The declaration, announced on Tuesday, will give the state’s director of public health power to order people to quarantine, isolate or evacuate an area.

The Spirit of Tasmania website issued a statement saying the ship “continues to sail as scheduled”

“If any changes do occur, we will contact our passengers directly,” it read.

The powers will initially be used to ban mass gatherings and ensure people arriving from overseas self-isolate for two weeks.

“It is the next step in the proportionate and scalable response we’re taking, Premier Peter Gutwein told reporters.

Tasmania has recorded seven coronavirus cases, but none have been transmitted locally.

“This is not a reaction to an imminent threat … (but) a gradual and steady increase in the proportional way that we’re dealing with this,” Mr Gutwein said.

The state government will on Tuesday reveal an economic stimulus package and is requiring all people entering the island to fill out an ‘arrival card’ with their details.

Meanwhile, Hobart’s MONA will shut its doors from Wednesday to ensure the safety of staff, visitors, contractors and the wider community.

Owner David Walsh said he had been trying to find a way to keep the museum open but conceded there’s a chance MONA could become a “major centre for contagion”.

“I’m closing it, without certainty and with some loss of pride, but I’m closing it,” he wrote in a statement.

“I hope people care enough to visit when we reopen.
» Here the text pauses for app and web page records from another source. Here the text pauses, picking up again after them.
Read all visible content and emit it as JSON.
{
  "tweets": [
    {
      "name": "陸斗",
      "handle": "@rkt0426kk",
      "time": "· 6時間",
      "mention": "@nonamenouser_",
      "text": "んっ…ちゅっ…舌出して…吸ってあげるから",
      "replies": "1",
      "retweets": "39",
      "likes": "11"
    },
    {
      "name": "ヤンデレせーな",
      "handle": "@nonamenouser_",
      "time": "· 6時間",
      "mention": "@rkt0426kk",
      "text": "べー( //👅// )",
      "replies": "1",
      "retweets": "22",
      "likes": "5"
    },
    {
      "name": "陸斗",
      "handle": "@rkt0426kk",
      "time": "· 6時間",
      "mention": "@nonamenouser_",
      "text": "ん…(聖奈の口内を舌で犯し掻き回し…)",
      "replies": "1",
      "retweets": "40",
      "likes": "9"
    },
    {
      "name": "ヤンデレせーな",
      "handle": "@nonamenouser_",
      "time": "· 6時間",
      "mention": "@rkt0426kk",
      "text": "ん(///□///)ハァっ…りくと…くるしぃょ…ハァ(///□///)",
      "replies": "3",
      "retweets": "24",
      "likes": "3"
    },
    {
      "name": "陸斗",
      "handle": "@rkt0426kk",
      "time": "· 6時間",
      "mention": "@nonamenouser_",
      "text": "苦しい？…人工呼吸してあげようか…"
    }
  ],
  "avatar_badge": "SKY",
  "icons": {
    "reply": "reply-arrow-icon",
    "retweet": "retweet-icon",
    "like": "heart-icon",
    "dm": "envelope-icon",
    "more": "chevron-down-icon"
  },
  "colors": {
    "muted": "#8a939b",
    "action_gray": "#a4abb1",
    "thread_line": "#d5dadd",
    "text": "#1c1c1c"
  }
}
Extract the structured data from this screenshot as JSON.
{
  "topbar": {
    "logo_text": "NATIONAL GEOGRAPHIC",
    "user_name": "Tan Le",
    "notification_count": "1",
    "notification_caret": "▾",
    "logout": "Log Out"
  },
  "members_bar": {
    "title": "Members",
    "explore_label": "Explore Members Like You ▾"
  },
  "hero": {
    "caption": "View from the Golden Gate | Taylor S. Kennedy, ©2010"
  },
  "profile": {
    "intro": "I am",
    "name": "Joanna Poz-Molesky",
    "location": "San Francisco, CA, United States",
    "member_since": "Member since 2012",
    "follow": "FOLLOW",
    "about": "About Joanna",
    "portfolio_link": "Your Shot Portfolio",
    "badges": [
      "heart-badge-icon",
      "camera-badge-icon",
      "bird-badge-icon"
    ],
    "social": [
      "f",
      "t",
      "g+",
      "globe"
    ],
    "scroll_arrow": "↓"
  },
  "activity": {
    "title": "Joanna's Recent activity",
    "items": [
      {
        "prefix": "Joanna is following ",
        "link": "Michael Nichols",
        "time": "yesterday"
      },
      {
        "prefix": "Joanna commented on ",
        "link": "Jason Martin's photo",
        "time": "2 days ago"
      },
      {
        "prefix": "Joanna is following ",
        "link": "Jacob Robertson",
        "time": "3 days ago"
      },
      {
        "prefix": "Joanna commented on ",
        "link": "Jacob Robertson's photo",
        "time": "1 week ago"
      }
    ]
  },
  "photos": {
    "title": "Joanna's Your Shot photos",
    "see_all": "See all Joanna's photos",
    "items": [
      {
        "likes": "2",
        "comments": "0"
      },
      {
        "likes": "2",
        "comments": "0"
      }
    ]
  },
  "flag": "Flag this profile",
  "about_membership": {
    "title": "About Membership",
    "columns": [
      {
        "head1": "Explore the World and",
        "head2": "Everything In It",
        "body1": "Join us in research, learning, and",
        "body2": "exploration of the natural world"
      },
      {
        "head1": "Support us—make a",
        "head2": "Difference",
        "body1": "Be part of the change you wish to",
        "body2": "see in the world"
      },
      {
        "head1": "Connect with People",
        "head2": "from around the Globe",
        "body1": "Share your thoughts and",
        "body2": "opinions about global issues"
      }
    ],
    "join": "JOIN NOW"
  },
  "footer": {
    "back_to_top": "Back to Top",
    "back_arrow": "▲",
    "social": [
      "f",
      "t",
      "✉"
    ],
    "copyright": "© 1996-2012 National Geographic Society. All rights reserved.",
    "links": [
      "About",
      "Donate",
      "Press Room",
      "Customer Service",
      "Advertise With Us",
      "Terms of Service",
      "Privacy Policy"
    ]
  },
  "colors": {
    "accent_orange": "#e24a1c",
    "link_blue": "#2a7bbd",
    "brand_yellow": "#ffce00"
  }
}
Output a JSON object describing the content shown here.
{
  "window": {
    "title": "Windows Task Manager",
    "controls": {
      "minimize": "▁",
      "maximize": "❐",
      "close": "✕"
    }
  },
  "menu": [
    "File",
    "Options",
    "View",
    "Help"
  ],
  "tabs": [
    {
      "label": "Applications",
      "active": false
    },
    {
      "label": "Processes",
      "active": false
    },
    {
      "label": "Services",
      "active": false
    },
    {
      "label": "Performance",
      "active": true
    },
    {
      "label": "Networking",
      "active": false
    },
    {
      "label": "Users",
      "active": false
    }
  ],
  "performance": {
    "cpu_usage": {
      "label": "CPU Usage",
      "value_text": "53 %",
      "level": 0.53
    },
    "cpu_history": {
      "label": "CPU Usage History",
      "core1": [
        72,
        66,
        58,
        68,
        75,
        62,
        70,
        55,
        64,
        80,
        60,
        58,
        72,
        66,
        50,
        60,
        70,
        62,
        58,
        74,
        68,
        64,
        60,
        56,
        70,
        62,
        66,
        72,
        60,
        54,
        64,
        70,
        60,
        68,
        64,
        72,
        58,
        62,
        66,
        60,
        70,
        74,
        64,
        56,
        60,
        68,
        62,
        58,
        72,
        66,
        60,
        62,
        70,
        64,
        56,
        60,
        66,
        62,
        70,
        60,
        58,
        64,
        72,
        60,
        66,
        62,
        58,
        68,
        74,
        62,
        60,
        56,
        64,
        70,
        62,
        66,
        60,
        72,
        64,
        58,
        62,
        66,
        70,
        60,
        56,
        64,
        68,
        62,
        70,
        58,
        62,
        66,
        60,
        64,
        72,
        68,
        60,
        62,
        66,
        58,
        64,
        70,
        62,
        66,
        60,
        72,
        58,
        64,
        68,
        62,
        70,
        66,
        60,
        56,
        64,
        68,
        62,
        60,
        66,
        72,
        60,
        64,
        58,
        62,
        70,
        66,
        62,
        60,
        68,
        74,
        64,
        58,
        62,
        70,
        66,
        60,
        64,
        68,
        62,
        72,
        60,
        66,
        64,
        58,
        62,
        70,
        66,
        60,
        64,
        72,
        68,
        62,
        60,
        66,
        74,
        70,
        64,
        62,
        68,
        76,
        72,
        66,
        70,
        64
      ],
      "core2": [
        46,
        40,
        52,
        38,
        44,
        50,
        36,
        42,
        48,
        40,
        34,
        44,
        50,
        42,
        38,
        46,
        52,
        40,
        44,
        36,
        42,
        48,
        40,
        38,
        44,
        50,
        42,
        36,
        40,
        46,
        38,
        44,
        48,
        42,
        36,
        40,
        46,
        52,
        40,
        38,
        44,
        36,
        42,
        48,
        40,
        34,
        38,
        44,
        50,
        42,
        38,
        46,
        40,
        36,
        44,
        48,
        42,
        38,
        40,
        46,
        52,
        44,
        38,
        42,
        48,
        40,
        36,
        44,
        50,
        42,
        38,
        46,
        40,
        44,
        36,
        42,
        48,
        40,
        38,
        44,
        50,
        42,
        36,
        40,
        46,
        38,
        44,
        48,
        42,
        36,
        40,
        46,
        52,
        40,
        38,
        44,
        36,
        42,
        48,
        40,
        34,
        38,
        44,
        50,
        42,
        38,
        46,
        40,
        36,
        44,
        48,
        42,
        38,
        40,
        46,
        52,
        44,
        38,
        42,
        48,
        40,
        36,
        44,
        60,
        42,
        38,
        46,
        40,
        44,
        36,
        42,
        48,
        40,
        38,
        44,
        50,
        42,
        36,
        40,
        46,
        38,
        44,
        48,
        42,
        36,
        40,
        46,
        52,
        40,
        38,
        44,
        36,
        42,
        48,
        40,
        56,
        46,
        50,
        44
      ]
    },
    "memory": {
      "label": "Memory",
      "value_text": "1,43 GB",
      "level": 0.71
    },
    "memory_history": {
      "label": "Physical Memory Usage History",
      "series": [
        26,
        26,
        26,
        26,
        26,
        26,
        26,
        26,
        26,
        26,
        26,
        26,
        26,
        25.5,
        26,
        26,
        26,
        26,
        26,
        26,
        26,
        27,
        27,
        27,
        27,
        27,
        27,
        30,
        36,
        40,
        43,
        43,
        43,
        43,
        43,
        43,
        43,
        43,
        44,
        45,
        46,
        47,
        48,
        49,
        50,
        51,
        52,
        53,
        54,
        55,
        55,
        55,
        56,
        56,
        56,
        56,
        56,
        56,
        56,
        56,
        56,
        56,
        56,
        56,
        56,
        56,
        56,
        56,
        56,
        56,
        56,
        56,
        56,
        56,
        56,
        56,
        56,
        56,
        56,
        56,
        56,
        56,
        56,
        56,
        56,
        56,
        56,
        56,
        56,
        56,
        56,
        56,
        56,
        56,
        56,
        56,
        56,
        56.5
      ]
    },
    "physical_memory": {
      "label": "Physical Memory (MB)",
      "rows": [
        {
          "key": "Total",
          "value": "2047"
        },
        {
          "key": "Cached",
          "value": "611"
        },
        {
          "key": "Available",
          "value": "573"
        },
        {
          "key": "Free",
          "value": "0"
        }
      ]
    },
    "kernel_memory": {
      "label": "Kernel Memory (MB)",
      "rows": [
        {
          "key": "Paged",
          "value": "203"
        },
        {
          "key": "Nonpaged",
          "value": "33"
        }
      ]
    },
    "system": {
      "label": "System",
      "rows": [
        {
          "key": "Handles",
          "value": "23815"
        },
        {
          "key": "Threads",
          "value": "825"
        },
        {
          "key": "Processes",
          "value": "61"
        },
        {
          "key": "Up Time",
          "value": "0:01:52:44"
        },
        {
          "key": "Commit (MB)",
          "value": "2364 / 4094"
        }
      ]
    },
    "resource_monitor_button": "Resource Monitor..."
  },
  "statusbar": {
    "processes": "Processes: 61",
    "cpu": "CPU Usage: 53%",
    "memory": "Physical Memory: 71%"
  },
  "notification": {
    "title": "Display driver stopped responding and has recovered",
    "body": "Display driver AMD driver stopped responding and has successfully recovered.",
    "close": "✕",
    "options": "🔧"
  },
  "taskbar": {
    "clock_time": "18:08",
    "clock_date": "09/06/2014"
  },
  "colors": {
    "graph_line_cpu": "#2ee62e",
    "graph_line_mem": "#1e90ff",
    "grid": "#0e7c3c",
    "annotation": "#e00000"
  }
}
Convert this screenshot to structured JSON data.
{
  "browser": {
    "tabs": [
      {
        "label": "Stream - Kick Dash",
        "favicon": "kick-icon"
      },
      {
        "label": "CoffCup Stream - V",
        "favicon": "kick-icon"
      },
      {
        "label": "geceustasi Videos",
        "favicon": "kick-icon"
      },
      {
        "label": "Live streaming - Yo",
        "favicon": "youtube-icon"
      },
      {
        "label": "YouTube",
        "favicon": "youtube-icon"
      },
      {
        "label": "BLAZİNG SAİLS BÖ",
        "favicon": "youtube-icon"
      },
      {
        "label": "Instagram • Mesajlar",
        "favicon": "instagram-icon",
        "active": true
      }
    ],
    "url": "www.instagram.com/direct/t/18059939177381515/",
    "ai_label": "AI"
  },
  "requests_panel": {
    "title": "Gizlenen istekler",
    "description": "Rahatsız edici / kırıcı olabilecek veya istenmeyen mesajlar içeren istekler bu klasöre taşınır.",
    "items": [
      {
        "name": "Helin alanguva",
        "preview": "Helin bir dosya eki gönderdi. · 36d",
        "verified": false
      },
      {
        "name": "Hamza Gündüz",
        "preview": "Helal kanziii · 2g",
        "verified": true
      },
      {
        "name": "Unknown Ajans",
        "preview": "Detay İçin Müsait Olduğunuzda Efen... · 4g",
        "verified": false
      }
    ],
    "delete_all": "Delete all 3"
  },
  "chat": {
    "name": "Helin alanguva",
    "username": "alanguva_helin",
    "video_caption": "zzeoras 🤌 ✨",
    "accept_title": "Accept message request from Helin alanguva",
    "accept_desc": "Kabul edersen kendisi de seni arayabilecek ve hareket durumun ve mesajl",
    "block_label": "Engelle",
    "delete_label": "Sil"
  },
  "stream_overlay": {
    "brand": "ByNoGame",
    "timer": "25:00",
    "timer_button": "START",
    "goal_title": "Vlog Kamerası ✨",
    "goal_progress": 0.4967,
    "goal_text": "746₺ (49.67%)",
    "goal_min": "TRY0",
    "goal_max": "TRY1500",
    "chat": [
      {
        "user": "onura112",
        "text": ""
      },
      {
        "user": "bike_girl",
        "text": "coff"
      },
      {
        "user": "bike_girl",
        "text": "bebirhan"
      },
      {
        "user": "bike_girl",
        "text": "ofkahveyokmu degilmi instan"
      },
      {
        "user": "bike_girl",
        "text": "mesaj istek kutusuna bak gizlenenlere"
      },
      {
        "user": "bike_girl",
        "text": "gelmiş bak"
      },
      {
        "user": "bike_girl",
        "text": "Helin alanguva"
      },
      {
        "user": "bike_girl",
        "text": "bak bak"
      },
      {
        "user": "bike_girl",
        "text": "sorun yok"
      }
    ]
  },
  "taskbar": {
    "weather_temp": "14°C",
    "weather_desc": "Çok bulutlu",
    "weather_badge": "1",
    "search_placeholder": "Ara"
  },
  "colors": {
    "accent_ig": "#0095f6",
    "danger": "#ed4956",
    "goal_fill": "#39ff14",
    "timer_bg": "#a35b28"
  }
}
I hope that people care enough to understand why we’ve closed.”

Mr Walsh said he grappled with the decision because people need entertainment and a functioning museum might provide relief from the “drudgery” caused by the cancellation of public events.

The museum hasn’t recorded a drop in visitors in recent times.

It is not known when MONA will reopen, only that it will be shut for the foreseeable future.

The decision comes after Mr Walsh last week announced midwinter festival Dark Mofo would not go ahead due to financial concerns.

Tasmania on Monday joined NSW and WA in cancelling RSL-held Anzac Day commemorations.